What the task asks:
Search the listing for "Visual" and copy every line where it appears.

====

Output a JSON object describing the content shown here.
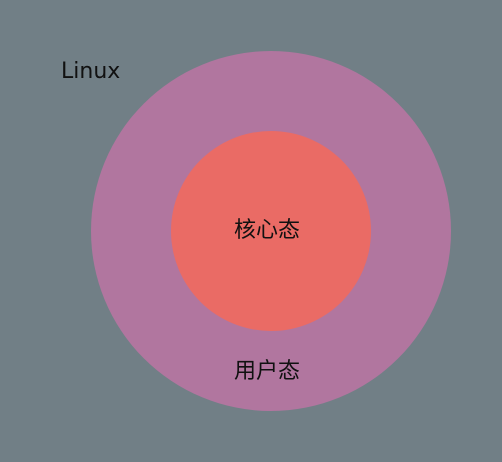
{
  "diagram": {
    "os_label": "Linux",
    "outer_ring": {
      "label": "用户态",
      "color": "#b1769f"
    },
    "inner_circle": {
      "label": "核心态",
      "color": "#ea6b65"
    },
    "background_color": "#717f86"
  }
}
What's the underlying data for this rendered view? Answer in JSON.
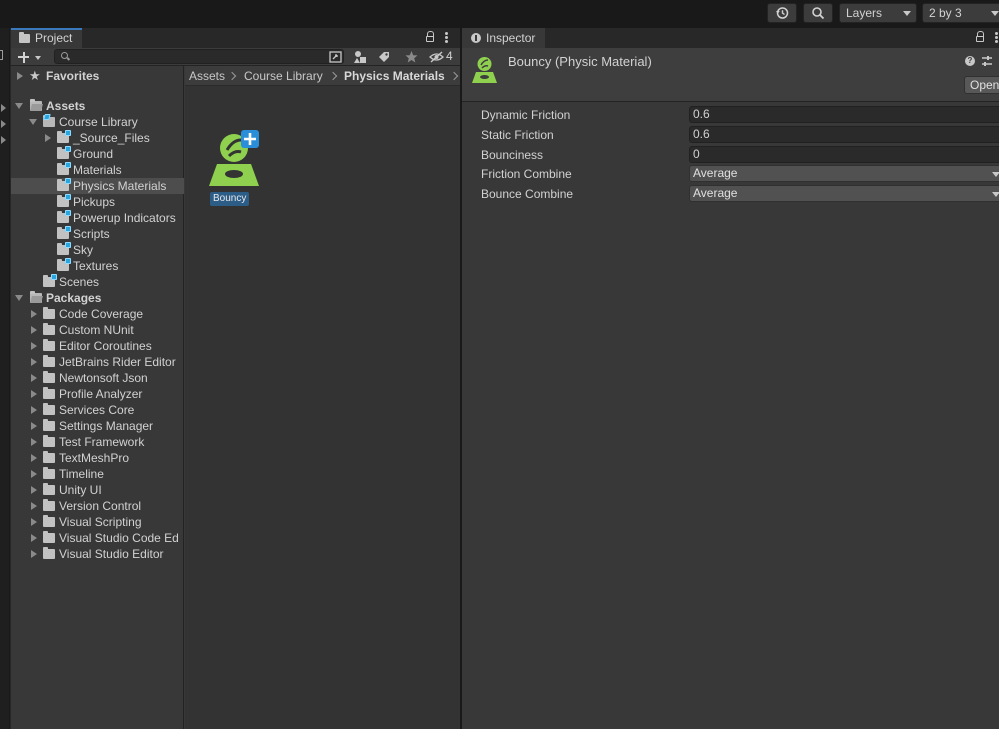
{
  "toolbar": {
    "history_icon": "history-icon",
    "search_icon": "search-icon",
    "layers_label": "Layers",
    "layout_label": "2 by 3"
  },
  "project": {
    "tab_label": "Project",
    "hidden_count": "4",
    "favorites_label": "Favorites",
    "assets_label": "Assets",
    "packages_label": "Packages",
    "course_library_label": "Course Library",
    "course_children": [
      "_Source_Files",
      "Ground",
      "Materials",
      "Physics Materials",
      "Pickups",
      "Powerup Indicators",
      "Scripts",
      "Sky",
      "Textures"
    ],
    "scenes_label": "Scenes",
    "packages": [
      "Code Coverage",
      "Custom NUnit",
      "Editor Coroutines",
      "JetBrains Rider Editor",
      "Newtonsoft Json",
      "Profile Analyzer",
      "Services Core",
      "Settings Manager",
      "Test Framework",
      "TextMeshPro",
      "Timeline",
      "Unity UI",
      "Version Control",
      "Visual Scripting",
      "Visual Studio Code Ed",
      "Visual Studio Editor"
    ],
    "breadcrumb": [
      "Assets",
      "Course Library",
      "Physics Materials"
    ],
    "asset_name": "Bouncy"
  },
  "inspector": {
    "tab_label": "Inspector",
    "title": "Bouncy (Physic Material)",
    "open_label": "Open",
    "props": {
      "dynamic_friction": {
        "label": "Dynamic Friction",
        "value": "0.6"
      },
      "static_friction": {
        "label": "Static Friction",
        "value": "0.6"
      },
      "bounciness": {
        "label": "Bounciness",
        "value": "0"
      },
      "friction_combine": {
        "label": "Friction Combine",
        "value": "Average"
      },
      "bounce_combine": {
        "label": "Bounce Combine",
        "value": "Average"
      }
    }
  },
  "colors": {
    "accent_blue": "#3a79bb",
    "selection": "#2c5d87",
    "asset_green": "#8fd14f"
  }
}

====

Written reply:
      "Visual Scripting",
      "Visual Studio Code Ed",
      "Visual Studio Editor"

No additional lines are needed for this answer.